As a soft skill for CSRs, empathy is less an invitation to completely absorb a customer’s current mental or emotional state, and more of a means to connect with someone on a deeper level and provide a meaningful level of care and support. Developing empathy as a skill can be tricky, as it can be classified more as a feeling and a state of being than a tool for a direct course of action. Still, without a strong sense of intrinsic empathy in each customer service interaction, other soft skills may be more difficult to access.
Similar to empathy, positivity is less of “a thing you do” and more of “a feeling that you embody.” In practice, positivity helps set the tone of customer interactions, allowing the person on the other end of the line to feel more at ease with a CSR. Do you ever feel a smile through the phone? That’s the goal.
Maintaining a positive attitude during difficult customer interactions is no easy task, but a commitment to remaining cheerful, upbeat, and helpful is a critical part of the job. Not only does a strict adherence to positivity instill customers with a sense of comfort, but it can also prevent objectionable callers from escalating a difficult situation.
Agility and Flexibility
Agility and flexibility are what allow customer service representatives to quickly adapt to the specific needs and wants of each new customer they interact with. These soft skills require a great deal of problem-solving capabilities and the ability to think on one’s feet in a quick, decisive manner.
The cultivation of these skills may be dependent on a customer service representative’s knowledge of the resources at their disposal to address a wide array of customer complaints and objections. Don’t feel too discouraged if it takes more time to develop these soft skills than others. Learning about specific processes and procedures inside and out may take years, but once these soft skills are locked in, they will remain with you for the long term.
Critical thinking may be compared to flexibility and agility, as it can also allow customer service representatives to resolve issues in a timely manner. But critical thinking can also require more creativity and situational analysis than other soft skills. For interactions without clear solutions or helpful resources, critical thinking is essential for uncovering the next steps and ways to resolve customer objections.
This soft skill encourages customer service representatives to delve deeper and learn as much about the customer’s situation as possible to determine how to best address their objections in lieu of any obvious answers. More than flexibility and agility, critical thinking also requires immense amounts of patience, focus, and a deep understanding of the capabilities of the businesses you are representing. Balancing these traits with the ability to provide reassurance to a customer in need is a skill that can take a very long time to develop.
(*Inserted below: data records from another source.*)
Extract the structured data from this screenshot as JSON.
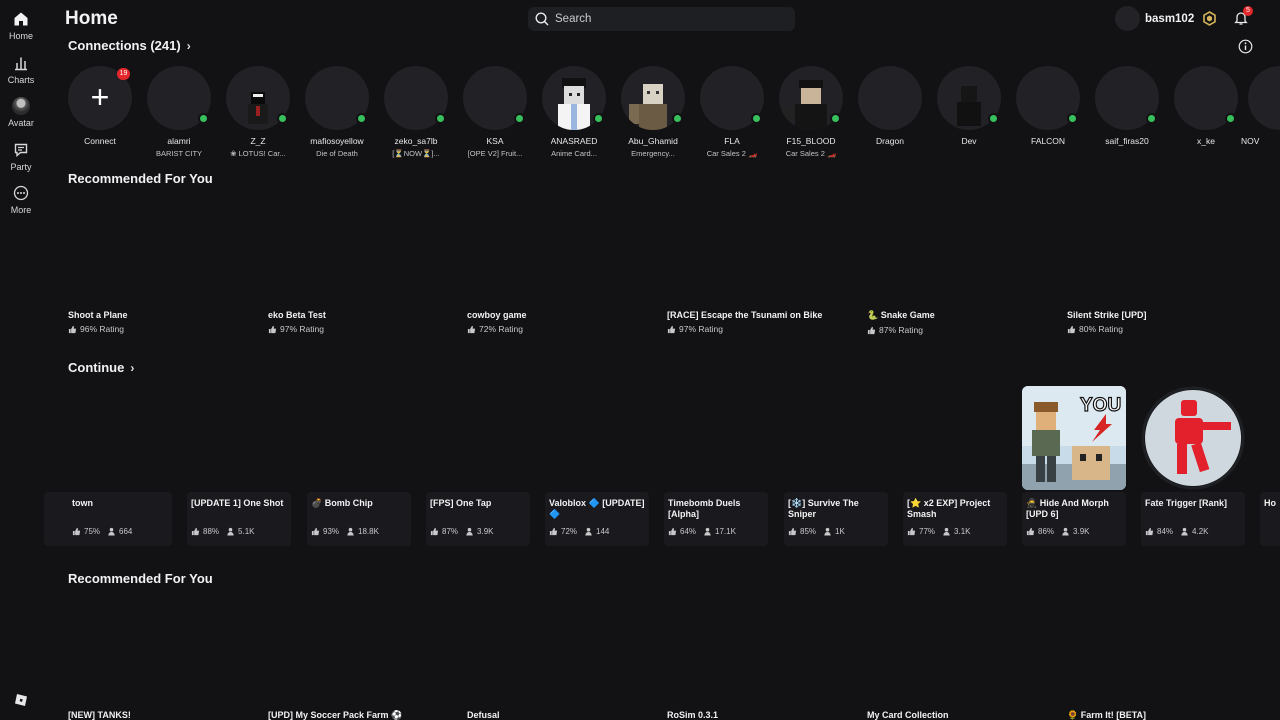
{
  "nav": {
    "items": [
      {
        "label": "Home",
        "icon": "home-icon"
      },
      {
        "label": "Charts",
        "icon": "charts-icon"
      },
      {
        "label": "Avatar",
        "icon": "avatar-icon"
      },
      {
        "label": "Party",
        "icon": "party-icon"
      },
      {
        "label": "More",
        "icon": "more-icon"
      }
    ]
  },
  "header": {
    "title": "Home",
    "search_placeholder": "Search",
    "username": "basm102",
    "notifications_count": "5"
  },
  "connections": {
    "title": "Connections (241)",
    "connect_label": "Connect",
    "connect_badge": "19",
    "friends": [
      {
        "name": "alamri",
        "status": "BARIST CITY",
        "online": true
      },
      {
        "name": "Z_Z",
        "status": "❀ LOTUS! Car...",
        "online": true
      },
      {
        "name": "mafiosoyellow",
        "status": "Die of Death",
        "online": true
      },
      {
        "name": "zeko_sa7lb",
        "status": "[⏳NOW⏳]...",
        "online": true
      },
      {
        "name": "KSA",
        "status": "[OPE V2] Fruit...",
        "online": true
      },
      {
        "name": "ANASRAED",
        "status": "Anime Card...",
        "online": true
      },
      {
        "name": "Abu_Ghamid",
        "status": "Emergency...",
        "online": true
      },
      {
        "name": "FLA",
        "status": "Car Sales 2 🏎️",
        "online": true
      },
      {
        "name": "F15_BLOOD",
        "status": "Car Sales 2 🏎️",
        "online": true
      },
      {
        "name": "Dragon",
        "status": "",
        "online": false
      },
      {
        "name": "Dev",
        "status": "",
        "online": true
      },
      {
        "name": "FALCON",
        "status": "",
        "online": true
      },
      {
        "name": "saif_firas20",
        "status": "",
        "online": true
      },
      {
        "name": "x_ke",
        "status": "",
        "online": true
      },
      {
        "name": "NOV",
        "status": "",
        "online": false
      }
    ]
  },
  "recommended1": {
    "title": "Recommended For You",
    "games": [
      {
        "name": "Shoot a Plane",
        "rating": "96% Rating"
      },
      {
        "name": "eko Beta Test",
        "rating": "97% Rating"
      },
      {
        "name": "cowboy game",
        "rating": "72% Rating"
      },
      {
        "name": "[RACE] Escape the Tsunami on Bike",
        "rating": "97% Rating"
      },
      {
        "name": "🐍 Snake Game",
        "rating": "87% Rating"
      },
      {
        "name": "Silent Strike [UPD]",
        "rating": "80% Rating"
      }
    ]
  },
  "continue": {
    "title": "Continue",
    "games": [
      {
        "name": "town",
        "rating": "75%",
        "players": "664"
      },
      {
        "name": "[UPDATE 1] One Shot",
        "rating": "88%",
        "players": "5.1K"
      },
      {
        "name": "💣 Bomb Chip",
        "rating": "93%",
        "players": "18.8K"
      },
      {
        "name": "[FPS] One Tap",
        "rating": "87%",
        "players": "3.9K"
      },
      {
        "name": "Valoblox 🔷 [UPDATE] 🔷",
        "rating": "72%",
        "players": "144"
      },
      {
        "name": "Timebomb Duels [Alpha]",
        "rating": "64%",
        "players": "17.1K"
      },
      {
        "name": "[❄️] Survive The Sniper",
        "rating": "85%",
        "players": "1K"
      },
      {
        "name": "[⭐ x2 EXP] Project Smash",
        "rating": "77%",
        "players": "3.1K"
      },
      {
        "name": "🥷 Hide And Morph [UPD 6]",
        "rating": "86%",
        "players": "3.9K"
      },
      {
        "name": "Fate Trigger [Rank]",
        "rating": "84%",
        "players": "4.2K"
      },
      {
        "name": "Ho",
        "rating": "",
        "players": ""
      }
    ],
    "thumb_text": "YOU"
  },
  "recommended2": {
    "title": "Recommended For You",
    "games": [
      {
        "name": "[NEW] TANKS!"
      },
      {
        "name": "[UPD] My Soccer Pack Farm ⚽"
      },
      {
        "name": "Defusal"
      },
      {
        "name": "RoSim 0.3.1"
      },
      {
        "name": "My Card Collection"
      },
      {
        "name": "🌻 Farm It! [BETA]"
      }
    ]
  },
  "colors": {
    "background": "#121215",
    "online": "#38c05d",
    "badge": "#e3272b",
    "search_bg": "#1e1f23"
  }
}
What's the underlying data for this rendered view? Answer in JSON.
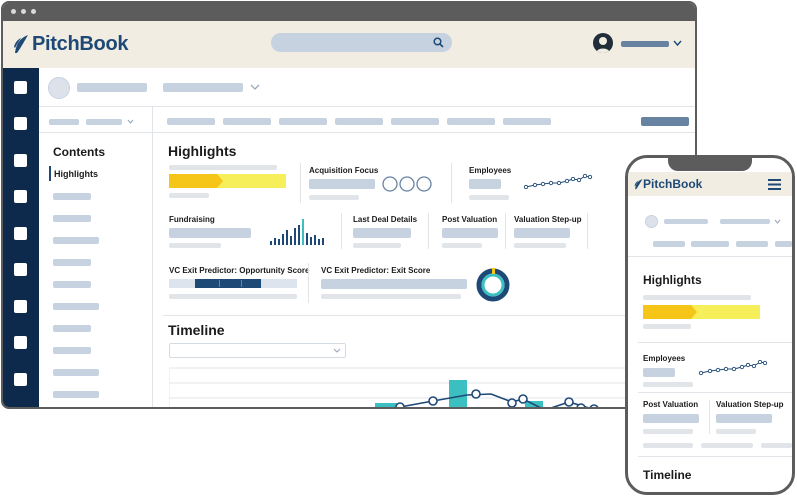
{
  "brand": {
    "name": "PitchBook",
    "color": "#1e4976",
    "nav_color": "#0d2a4c",
    "bar_color": "#f1ede2",
    "yellow": "#f5c518",
    "teal": "#3bbfc0",
    "blue": "#1e4976"
  },
  "icons": {
    "search": "search-icon",
    "user": "user-avatar-icon",
    "chevron": "chevron-down-icon",
    "menu": "hamburger-menu-icon",
    "logo": "pitchbook-leaf-icon"
  },
  "desktop": {
    "contents": {
      "title": "Contents",
      "active_item": "Highlights"
    },
    "highlights": {
      "title": "Highlights",
      "acquisition_focus": "Acquisition Focus",
      "employees": "Employees",
      "fundraising": "Fundraising",
      "last_deal_details": "Last Deal Details",
      "post_valuation": "Post Valuation",
      "valuation_step_up": "Valuation Step-up",
      "opportunity_score": "VC Exit Predictor: Opportunity Score",
      "exit_score": "VC Exit Predictor: Exit Score"
    },
    "timeline": {
      "title": "Timeline"
    }
  },
  "mobile": {
    "highlights_title": "Highlights",
    "employees": "Employees",
    "post_valuation": "Post Valuation",
    "valuation_step_up": "Valuation Step-up",
    "timeline_title": "Timeline"
  }
}
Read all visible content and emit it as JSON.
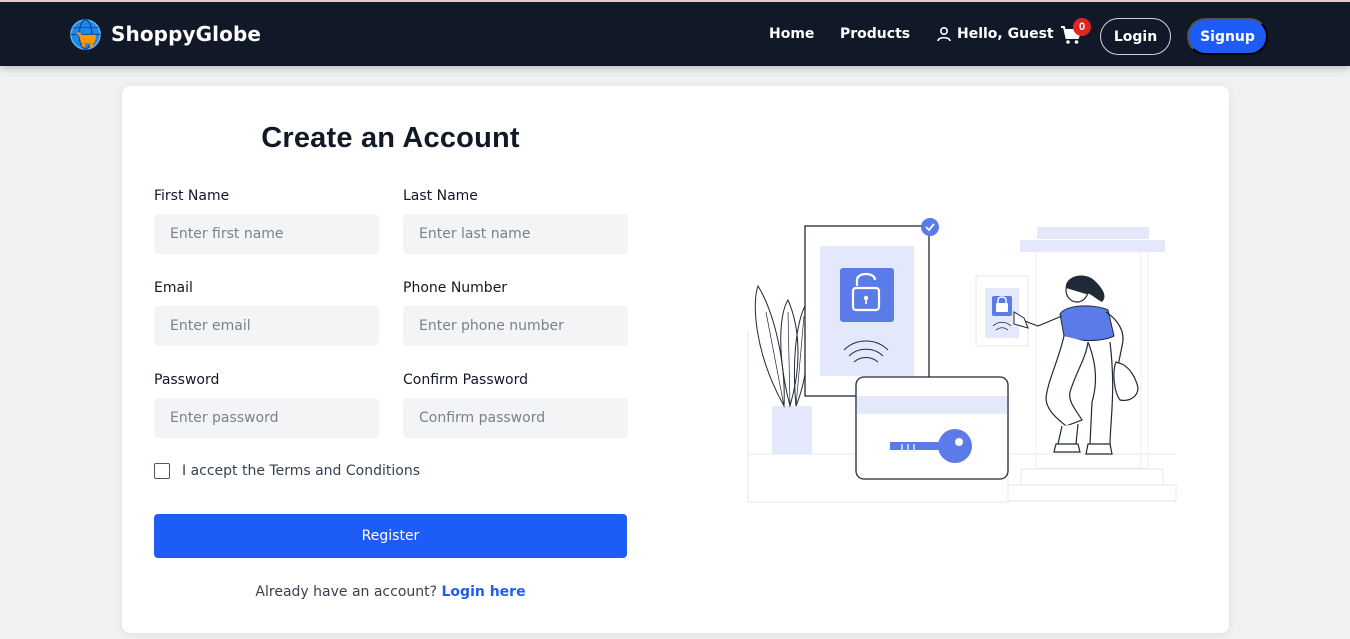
{
  "brand": {
    "name": "ShoppyGlobe",
    "logo_icon": "globe-cart-icon"
  },
  "nav": {
    "home_label": "Home",
    "products_label": "Products",
    "greeting": "Hello, Guest",
    "user_icon": "user-icon",
    "cart_icon": "cart-icon",
    "cart_count": "0",
    "login_label": "Login",
    "signup_label": "Signup"
  },
  "form": {
    "title": "Create an Account",
    "fields": {
      "first_name": {
        "label": "First Name",
        "placeholder": "Enter first name",
        "value": ""
      },
      "last_name": {
        "label": "Last Name",
        "placeholder": "Enter last name",
        "value": ""
      },
      "email": {
        "label": "Email",
        "placeholder": "Enter email",
        "value": ""
      },
      "phone": {
        "label": "Phone Number",
        "placeholder": "Enter phone number",
        "value": ""
      },
      "password": {
        "label": "Password",
        "placeholder": "Enter password",
        "value": ""
      },
      "confirm_password": {
        "label": "Confirm Password",
        "placeholder": "Confirm password",
        "value": ""
      }
    },
    "terms_label": "I accept the Terms and Conditions",
    "terms_checked": false,
    "register_label": "Register",
    "login_prompt": "Already have an account?",
    "login_link": "Login here"
  },
  "illustration": {
    "icon": "secure-access-illustration"
  },
  "colors": {
    "navbar_bg": "#111827",
    "accent": "#1d5cf5",
    "badge": "#e02424",
    "illustration_blue": "#5b7be9",
    "illustration_light": "#e3e9fb"
  }
}
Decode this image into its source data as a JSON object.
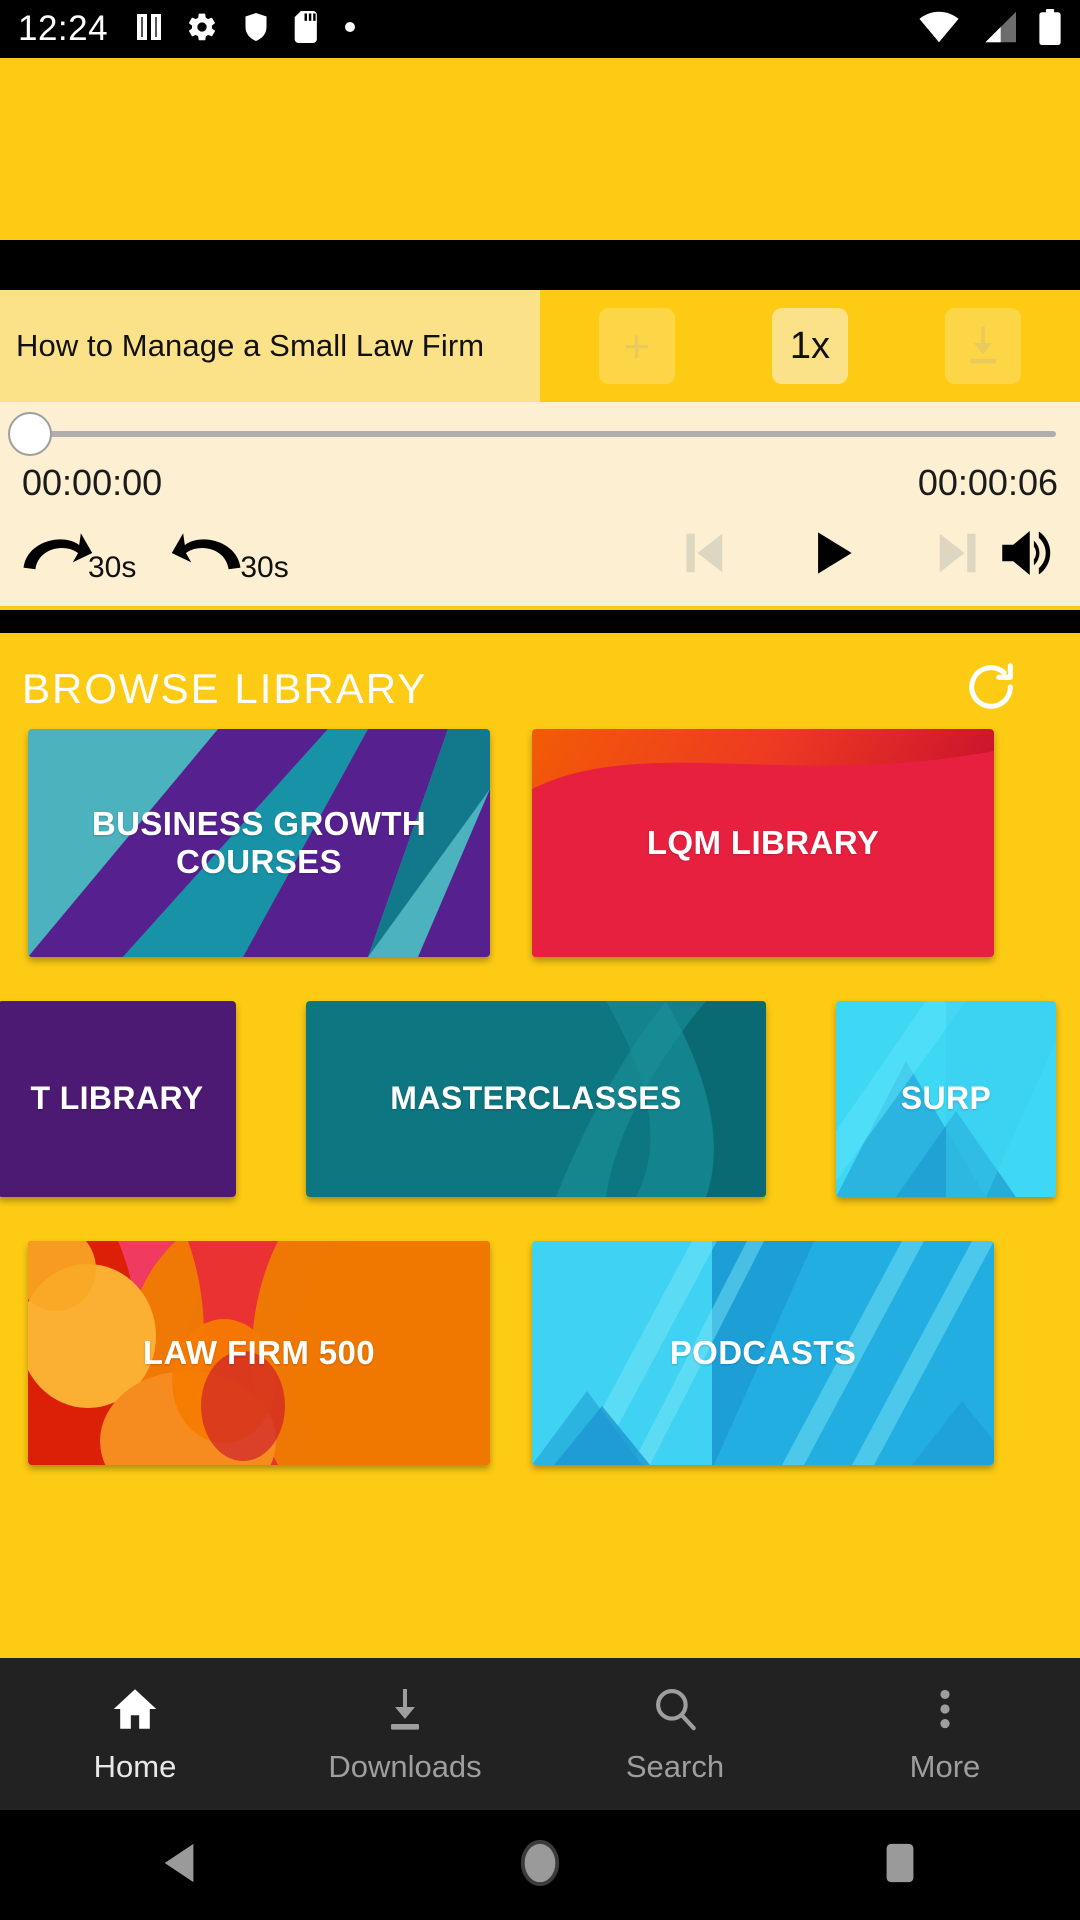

While soft skills cannot be taught in the same way as more technical and analytical processes, they do require a similar amount of practice and development to get right. Even if these skills can also be seen as innate, human traits, we are all well aware of how high-stress situations may cause us to act outside of our own best interests. Unfortunately, this luxury isn’t expected from customer service representatives
The mastery of soft skills not only requires adequate training and discipline but also a focus on mental health resources and appropriate outlets to vent frustrations and relieve the pressure felt from objectionable customer interactions. Remember, the practicing of soft skills need not be exclusive to customer interactions. When experiencing high levels of stress, consider taking what you’ve learned from developing soft skills and treat yourself with the same level of compassion and humanity that you would a customer on the other end of the line.